How I used GitHub Copilot to build a browser extension
Here’s how, in seven steps, I built my first browser extension with GitHub Copilot—and my three major takeaways about learning and pair programming in the age of AI.
Bring more organization to your project contributions with these improvements to issue templates.
So you’ve given an assignment to your students in GitHub Classroom, either individually or in groups. But have you given a thought to how your students will work in a way that you can give them useful and instructive feedback?
One approach is linear: students make one commit a time on a single, master branch. In GitHub, teachers can give feedback on a sequential history by commenting on individual commits: view a diff, hover over any line, then click + to start commenting.
For students and teachers alike, this is a straightforward approach, but it’s a little limited. It doesn’t mirror the workflow software development teams use outside the classroom. And what if we want to work collaboratively, in a way that fits with the branch, commit, and merge tools that Git gives us? Then that’s where pull requests come in.
Pull requests build on the branching model of Git. A pull request is GitHub’s way of organizing the merging of two branches, whether it’s within a repository or in between forks. Pull requests make space for collaboration and conversation during the development process. In this post, we’ll walk through setting up a pull request workflow for submitting student exercises and leaving feedback.
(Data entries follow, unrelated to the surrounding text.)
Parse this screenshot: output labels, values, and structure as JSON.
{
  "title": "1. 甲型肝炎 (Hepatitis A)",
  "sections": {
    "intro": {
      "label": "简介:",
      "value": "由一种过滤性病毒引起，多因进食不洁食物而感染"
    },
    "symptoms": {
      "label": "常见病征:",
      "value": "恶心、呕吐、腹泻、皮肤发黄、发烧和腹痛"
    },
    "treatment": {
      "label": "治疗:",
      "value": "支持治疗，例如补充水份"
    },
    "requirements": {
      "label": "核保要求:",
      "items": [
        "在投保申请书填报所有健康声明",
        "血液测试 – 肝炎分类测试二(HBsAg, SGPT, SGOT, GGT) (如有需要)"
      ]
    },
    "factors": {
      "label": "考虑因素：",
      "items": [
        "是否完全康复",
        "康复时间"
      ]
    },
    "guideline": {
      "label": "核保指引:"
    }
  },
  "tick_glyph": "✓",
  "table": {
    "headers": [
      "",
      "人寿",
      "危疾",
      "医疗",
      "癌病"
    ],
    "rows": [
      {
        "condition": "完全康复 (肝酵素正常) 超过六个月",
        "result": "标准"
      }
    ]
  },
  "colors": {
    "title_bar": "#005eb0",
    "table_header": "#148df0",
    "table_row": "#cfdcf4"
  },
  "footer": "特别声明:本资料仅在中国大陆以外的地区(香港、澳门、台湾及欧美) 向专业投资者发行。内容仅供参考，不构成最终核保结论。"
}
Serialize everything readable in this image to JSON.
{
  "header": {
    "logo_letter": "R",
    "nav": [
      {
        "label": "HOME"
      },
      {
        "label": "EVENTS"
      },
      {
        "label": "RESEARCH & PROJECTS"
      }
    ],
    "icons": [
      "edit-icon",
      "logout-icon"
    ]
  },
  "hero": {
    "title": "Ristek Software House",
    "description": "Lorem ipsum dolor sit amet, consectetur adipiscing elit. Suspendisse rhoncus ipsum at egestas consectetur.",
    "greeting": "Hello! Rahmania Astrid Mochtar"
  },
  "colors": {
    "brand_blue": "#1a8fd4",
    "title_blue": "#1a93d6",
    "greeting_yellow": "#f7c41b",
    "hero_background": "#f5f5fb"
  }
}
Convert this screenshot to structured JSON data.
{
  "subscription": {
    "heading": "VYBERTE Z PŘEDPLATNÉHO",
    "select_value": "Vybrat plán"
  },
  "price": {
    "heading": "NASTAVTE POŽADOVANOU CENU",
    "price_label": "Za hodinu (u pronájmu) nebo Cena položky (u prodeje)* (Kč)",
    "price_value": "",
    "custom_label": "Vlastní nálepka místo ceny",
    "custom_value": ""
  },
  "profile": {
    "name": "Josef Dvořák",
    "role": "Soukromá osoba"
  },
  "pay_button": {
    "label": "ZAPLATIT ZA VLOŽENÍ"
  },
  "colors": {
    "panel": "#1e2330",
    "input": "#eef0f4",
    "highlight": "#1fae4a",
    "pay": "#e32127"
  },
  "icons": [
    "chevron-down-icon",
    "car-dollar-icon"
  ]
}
By starting with pull requests, even for individual assignments, students can develop the skills and collaboration mindset that will help them when it’s time to work with others on a team. Pull requests allow students to experiment and document their processes and let educators give feedback on their progress. It works a bit like this:
Compared to comments on commits, a pull request is a great place for discussion. Authors and reviewers can comment on specific lines, leave Markdown-formatted messages, or give emoji reactions ?⭐. The student can even push new commits to the to-be-merged branch, amending the original pull request.
When the student and teacher are happy with the result, they can press the big green Merge pull request button, bringing the changes into the master branch (or another development branch). After a successful merge, you can tidy up by deleting the dangling branch with a one click.
For group assignments, pull requests become an especially important tool for coordinating the work of many. In a collaborative workflow, pull requests open up new ways for educators to understand their students’ development. It works like this:
As in individual assignments, pull requests give teachers the chance to peek into their students’ process. The repository’s own Insights tab can give a big-picture view of the students’ work, such as the number of open and merged PRs, frequency of commits, or who has contributed to the repository. A closer look at the pull requests themselves can show the team dynamic: how quickly students respond to PRs, what they say in comments to each other, and how they resolve conflicts.
Groups’ pull requests become a great place for teachers to give feedback, continuing the students’ conversations. Want to bring something to a specific student’s attention? An @mention—the @ symbol followed by a username—notifies the student directly. You can even comment on merged and closed pull requests, just like you would an open one.
Whether your students are working individually or in groups, pull requests are a great way for them to sharpen their workflow and for educators to guide their students. To learn more about using pull requests to work collaboratively, check out the Campus Advisors training module 3—it goes in depth on pull requests, resolving conflicts, and more—or scope out the GitHub Glossary to refresh your collaboration vocabulary. If you’re having any trouble wrapping your head around all this, check out how other teachers are learning about pull requests in the GitHub Education Community.
If so, chances are you have a pretty lengthy commit history by now. Here’s a workflow, inspired by Dr. Diosino, that gives students a clean commit history so they won’t be distracted by your past activity. Here’s how to do it: